NC - Yeah. I mean that would be ideal for a Macon local museum.

MJ - They can still sell beer and booze?

NC - Right. Now that would help. That would help the finances because museums have a hard time financially. And if you could open this up and actually make it a Macon music museum with a beer license, we in business.

MJ - Maybe you need to go do that for retirement?

NC - I might have to leave you here. I have an idea… [laughter]

MJ - Got to get up here and go make some money.

MJ - “Where can people find you? Because they don't want to--. You should set up a music tourism business. There's your second business. How can people find you, Newt?

NC - Well, I'm available. But also I'm online, you can Google me on face-- you can Google my name, Newton Collier. Or you can find me on Facebook.

MJ - And for what, about 50 bucks you'll drive people around town for an hour and show them all these sights, right?

NC - Right. I can do that—

MJ - Maybe a hundred bucks. We'll see if you want the personalised tour.

NC - I'll give you a very good tour. Won't cost you no more than an hour of your time and a few greens.

MJ - That's right. I'm telling you. You need to start that. Newt's music tours. That'd be fun.”

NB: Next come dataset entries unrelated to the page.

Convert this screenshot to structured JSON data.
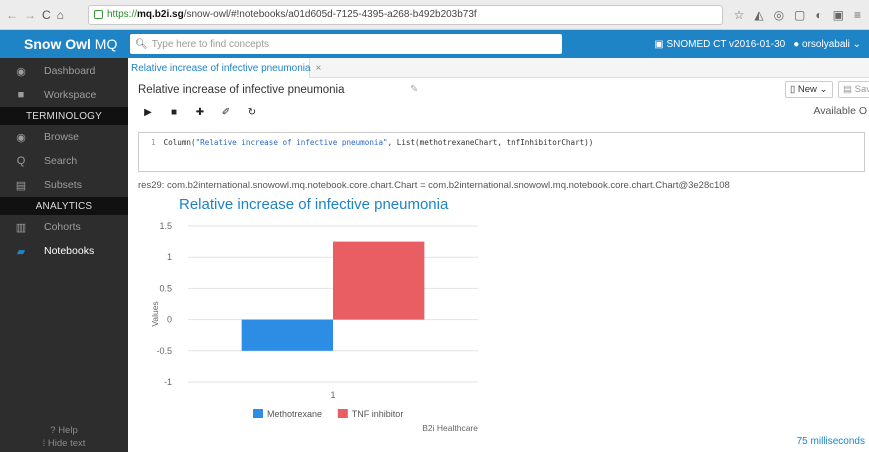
{
  "browser": {
    "url_secure": "https://",
    "url_host": "mq.b2i.sg",
    "url_path": "/snow-owl/#!notebooks/a01d605d-7125-4395-a268-b492b203b73f"
  },
  "header": {
    "brand_main": "Snow Owl",
    "brand_suffix": "MQ",
    "search_placeholder": "Type here to find concepts",
    "edition": "SNOMED CT v2016-01-30",
    "user": "orsolyabali"
  },
  "sidebar": {
    "items": [
      {
        "label": "Dashboard",
        "icon": "dashboard-icon"
      },
      {
        "label": "Workspace",
        "icon": "folder-icon"
      }
    ],
    "section_terminology": "TERMINOLOGY",
    "terminology_items": [
      {
        "label": "Browse",
        "icon": "eye-icon"
      },
      {
        "label": "Search",
        "icon": "search-icon"
      },
      {
        "label": "Subsets",
        "icon": "list-icon"
      }
    ],
    "section_analytics": "ANALYTICS",
    "analytics_items": [
      {
        "label": "Cohorts",
        "icon": "clipboard-icon"
      },
      {
        "label": "Notebooks",
        "icon": "book-icon"
      }
    ],
    "help": "Help",
    "hide_text": "Hide text"
  },
  "main": {
    "tab_label": "Relative increase of infective pneumonia",
    "notebook_title": "Relative increase of infective pneumonia",
    "new_label": "New",
    "save_label": "Save",
    "available_label": "Available O",
    "code_line_number": "1",
    "code_prefix": "Column(",
    "code_string": "\"Relative increase of infective pneumonia\"",
    "code_suffix": ", List(methotrexaneChart, tnfInhibitorChart))",
    "output": "res29: com.b2international.snowowl.mq.notebook.core.chart.Chart = com.b2international.snowowl.mq.notebook.core.chart.Chart@3e28c108",
    "execution_time": "75 milliseconds"
  },
  "chart_data": {
    "type": "bar",
    "title": "Relative increase of infective pneumonia",
    "xlabel": "",
    "ylabel": "Values",
    "categories": [
      "1"
    ],
    "ylim": [
      -1,
      1.5
    ],
    "yticks": [
      -1,
      -0.5,
      0,
      0.5,
      1,
      1.5
    ],
    "series": [
      {
        "name": "Methotrexane",
        "values": [
          -0.5
        ],
        "color": "#2d8de4"
      },
      {
        "name": "TNF inhibitor",
        "values": [
          1.25
        ],
        "color": "#e85e63"
      }
    ],
    "legend_position": "bottom",
    "credit": "B2i Healthcare",
    "grid": true
  }
}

MJ: Well…there you have it, go get in touch with Newt and take a tour, but most importantly - turn down the noise and turn up the music. I’m Matt Jolley - and that’s History Worth Saving.

Have a story idea? Send it over and find more history worth saving - at


bottom of page